On the other hand, there are at known ways in which the right fatty acids at the right time in the liver could enhance hepatocellular replicative efficiency. For example, Rudnick et al. had earlier shown that prostaglandins are required for CREBβ activation and cell proliferation during liver regeneration.30 Another connecting thread between hepatic regulation of lipid synthesis and liver cell proliferation could be the peroxisome proliferator-activated receptors (PPAR) and their heterodimeric partner in transcriptional regulation, retinoid X receptor (RXR). PPARα is an important regulator of hepatic lipid turnover in the rodent liver (less so in humans), governing genes involved in fatty acid uptake, synthesis, mitochondrial and peroxisomal β-oxidation, and ω and ω-1 oxidation of longchain fatty acids. The latter reactions are catalyzed by cytochrome P4502E1 (CYP2E1) and members of the CYP4A family; the latter are under PPARα regulatory control. Both CYPs 2E1 and 4A can generate reactive oxygen species (ROS) that spark lipid peroxidation and activate nuclear factor-kappaB (NF-κB), a transcription factor that appears to be the target of TNF and leads to IL-6 synthesis during the priming of resting hepatocytes for proliferative competence.1, 2 At 24 hours after PH, Shteyer et al. found Cyp4a14 was increased more than 8-fold,18 a time when many other P450s are suppressed.31 This could reflect activation of PPARα, although it is surprising that another PPARα-regulated gene, acyl-CoA oxidase was not up-regulated at this time.18 The delay of liver regeneration in PPARα nullizygous mice (which also exhibit steatosis) is consistent with a role for PPARα (rather than fat) in hepatic cell cycle control,32, 33 as is the well-known mitogenic effects in rodent liver of peroxisomal proliferators.
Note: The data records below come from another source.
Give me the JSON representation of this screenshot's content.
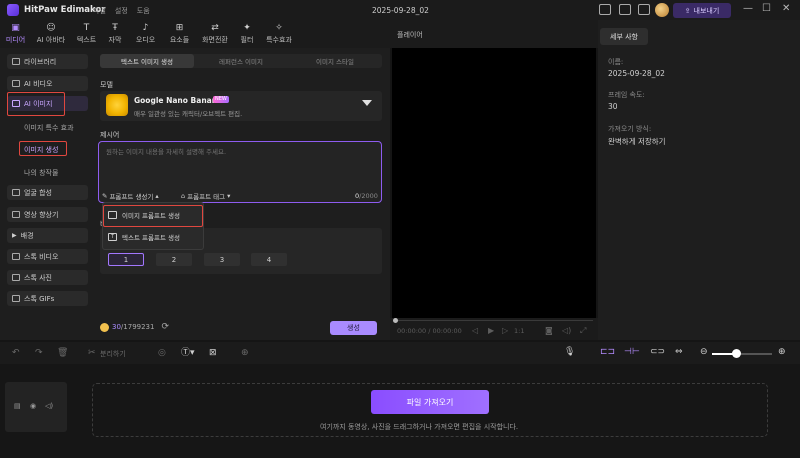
{
  "app": {
    "title": "HitPaw Edimakor",
    "menu": [
      "파일",
      "설정",
      "도움"
    ],
    "document_title": "2025-09-28_02",
    "export_label": "내보내기",
    "accent": "#a377ff"
  },
  "toolbar": {
    "tabs": [
      {
        "label": "미디어",
        "icon": "media-icon"
      },
      {
        "label": "AI 아바타",
        "icon": "avatar-icon"
      },
      {
        "label": "텍스트",
        "icon": "text-icon"
      },
      {
        "label": "자막",
        "icon": "subtitle-icon"
      },
      {
        "label": "오디오",
        "icon": "audio-icon"
      },
      {
        "label": "요소들",
        "icon": "elements-icon"
      },
      {
        "label": "화면전환",
        "icon": "transition-icon"
      },
      {
        "label": "필터",
        "icon": "filter-icon"
      },
      {
        "label": "특수효과",
        "icon": "effects-icon"
      }
    ],
    "active_tab": "미디어"
  },
  "sidebar": {
    "items": [
      {
        "label": "라이브러리"
      },
      {
        "label": "AI 비디오"
      },
      {
        "label": "AI 이미지"
      },
      {
        "label": "얼굴 합성"
      },
      {
        "label": "영상 향상기"
      },
      {
        "label": "배경"
      },
      {
        "label": "스톡 비디오"
      },
      {
        "label": "스톡 사진"
      },
      {
        "label": "스톡 GIFs"
      }
    ],
    "sub_items": [
      "이미지 특수 효과",
      "이미지 생성",
      "나의 창작물"
    ]
  },
  "generator": {
    "subtabs": [
      "텍스트 이미지 생성",
      "레퍼런스 이미지",
      "이미지 스타일"
    ],
    "model_label": "모델",
    "model_name": "Google Nano Banana",
    "model_badge": "NEW",
    "model_desc": "매우 일관성 있는 캐릭터/오브젝트 편집.",
    "prompt_label": "제시어",
    "prompt_placeholder": "원하는 이미지 내용을 자세히 설명해 주세요.",
    "prompt_gen_label": "프롬프트 생성기",
    "prompt_tag_label": "프롬프트 태그",
    "char_count": "0",
    "char_max": "/2000",
    "dropdown": [
      "이미지 프롬프트 생성",
      "텍스트 프롬프트 생성"
    ],
    "ratio_label": "비",
    "ratios": [
      "1",
      "2",
      "3",
      "4"
    ],
    "selected_ratio": "1",
    "credits": "30",
    "credits_total": "/1799231",
    "generate_label": "생성"
  },
  "player": {
    "title": "플레이어",
    "time_current": "00:00:00",
    "time_total": "00:00:00",
    "speed": "1:1"
  },
  "info": {
    "tab": "세부 사항",
    "fields": [
      {
        "label": "이름:",
        "value": "2025-09-28_02"
      },
      {
        "label": "프레임 속도:",
        "value": "30"
      },
      {
        "label": "가져오기 방식:",
        "value": "완벽하게 저장하기"
      }
    ]
  },
  "timeline": {
    "split_label": "분리하기",
    "import_label": "파일 가져오기",
    "drop_text": "여기까지 동영상, 사진을 드래그하거나 가져오면 편집을 시작합니다."
  }
}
It seems possible that PPARα can upregulate cyclin D1,34 thereby potentially progressing hepatocytes through G1 and into the cell cycle without the need for a TNF/NF-κB-mediated priming phase.1 However, it is also known that PP-mediated activation of PPARs is also associated with ROS-mediated NF-κB activation, at least in hepatoma cell lines.34 Other potential connections between hepatic lipid accumulation and mitogenesis of heptocytes have come from work with transgenic mice that express the hepatitis C virus core gene35–37; activation of PPARα RXR has been implicated to explain this association.
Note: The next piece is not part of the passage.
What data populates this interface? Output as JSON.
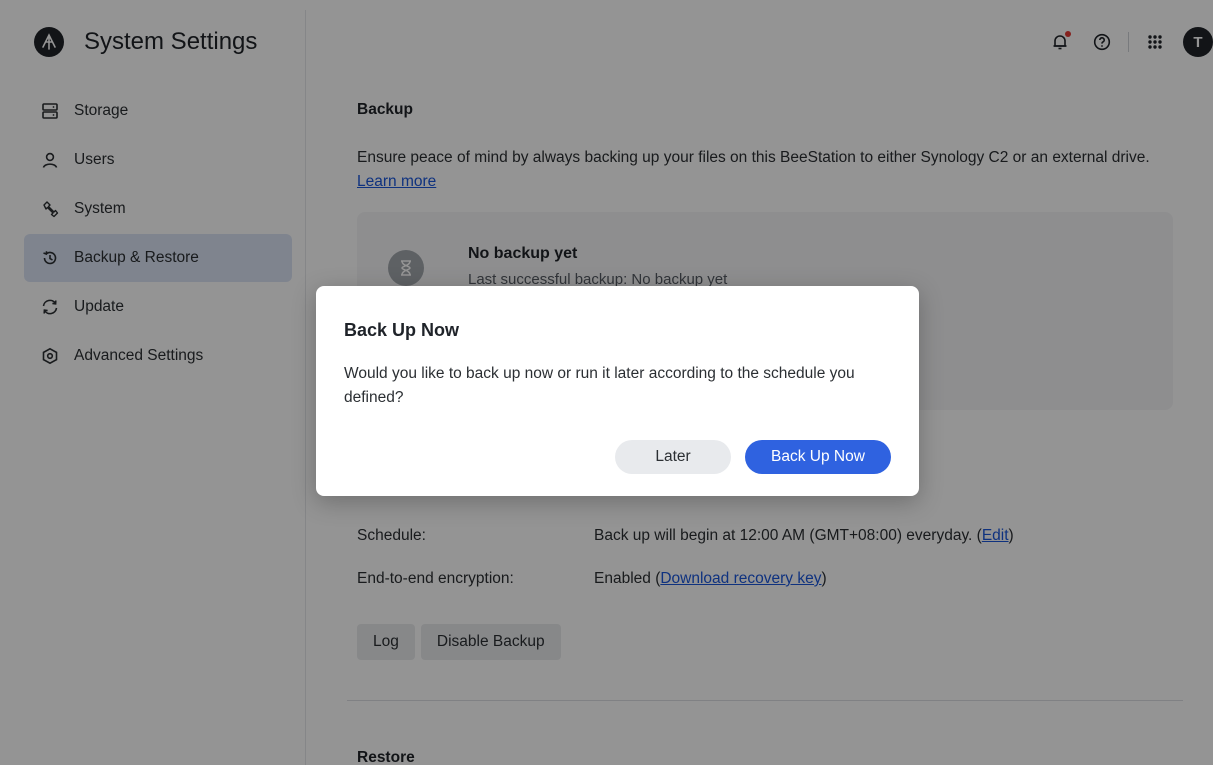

Potential Clinical Relevance

Further molecular studies using approaches to restore expression of adipogenesis genes in the models studied by Shteyer et al. could clarify whether hepatocytes really need to synthesize fat in order to proliferate. Coupling transcriptional regulation of hepatic physiology (energy and lipid metabolism) to proliferative drive makes sense, and could eventually have clinical applications, such as when it is desirable to overcome what appear to be blocks in the liver's regenerative capacity (Prometheus stoned?). Examples include massive (>80%) loss of hepatic functional mass, cirrhosis, and alcohol toxicity.1 Earlier work showing that infusion of lipid and carnitine (which may stimulate mitochondrial uptake of long chain fatty acids via carnitine palmitoyl transferase-1) following PH could enhance liver regeneration in rats gives support to this possibility.38 While too much fat (especially at the wrong time, for the wrong reasons, for too long and too rancid [oxidized]) is bad for the liver, a little bit (at the right time, and just ripe [possibly a little oxidized]) may be crucial fuel to fire hepatic recovery.
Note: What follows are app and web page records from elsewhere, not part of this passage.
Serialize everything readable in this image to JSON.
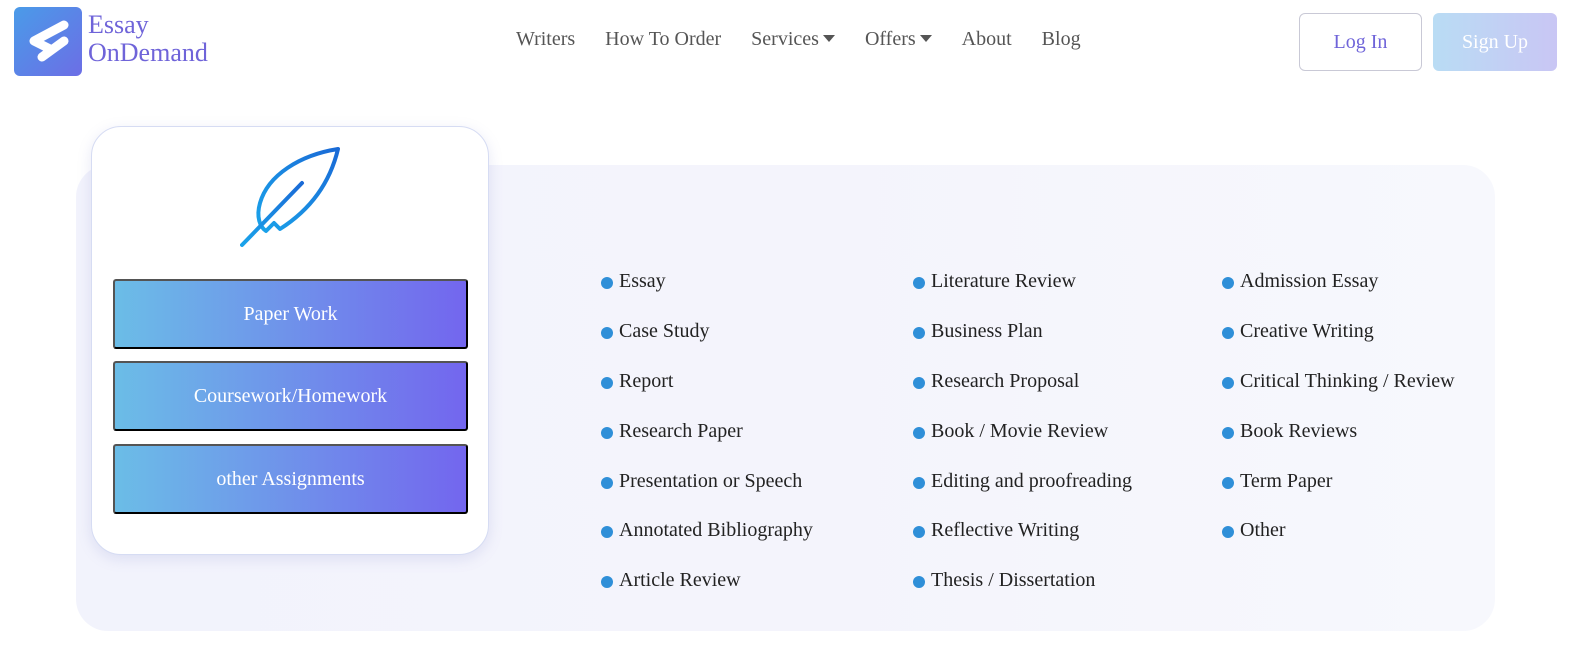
{
  "brand": {
    "line1": "Essay",
    "line2": "OnDemand"
  },
  "nav": {
    "items": [
      {
        "label": "Writers",
        "dropdown": false
      },
      {
        "label": "How To Order",
        "dropdown": false
      },
      {
        "label": "Services",
        "dropdown": true
      },
      {
        "label": "Offers",
        "dropdown": true
      },
      {
        "label": "About",
        "dropdown": false
      },
      {
        "label": "Blog",
        "dropdown": false
      }
    ],
    "login_label": "Log In",
    "signup_label": "Sign Up"
  },
  "card": {
    "icon": "feather-quill-icon",
    "buttons": [
      "Paper Work",
      "Coursework/Homework",
      "other Assignments"
    ]
  },
  "services": {
    "col1": [
      "Essay",
      "Case Study",
      "Report",
      "Research Paper",
      "Presentation or Speech",
      "Annotated Bibliography",
      "Article Review"
    ],
    "col2": [
      "Literature Review",
      "Business Plan",
      "Research Proposal",
      "Book / Movie Review",
      "Editing and proofreading",
      "Reflective Writing",
      "Thesis / Dissertation"
    ],
    "col3": [
      "Admission Essay",
      "Creative Writing",
      "Critical Thinking / Review",
      "Book Reviews",
      "Term Paper",
      "Other"
    ]
  },
  "colors": {
    "accent": "#6f64d9",
    "bullet": "#2f8fd8",
    "gradient_start": "#6bbde7",
    "gradient_end": "#7366ee"
  }
}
The author is grateful to Narci Teoh, M.D., Ph.D., Penny and Michael Farrell for stimulating discussion and helpful suggestions during the conceptualisation of this article. Work in the Storr Liver Unit is supported by the Storr Bequest of the Medical Foundation, The University of Sydney.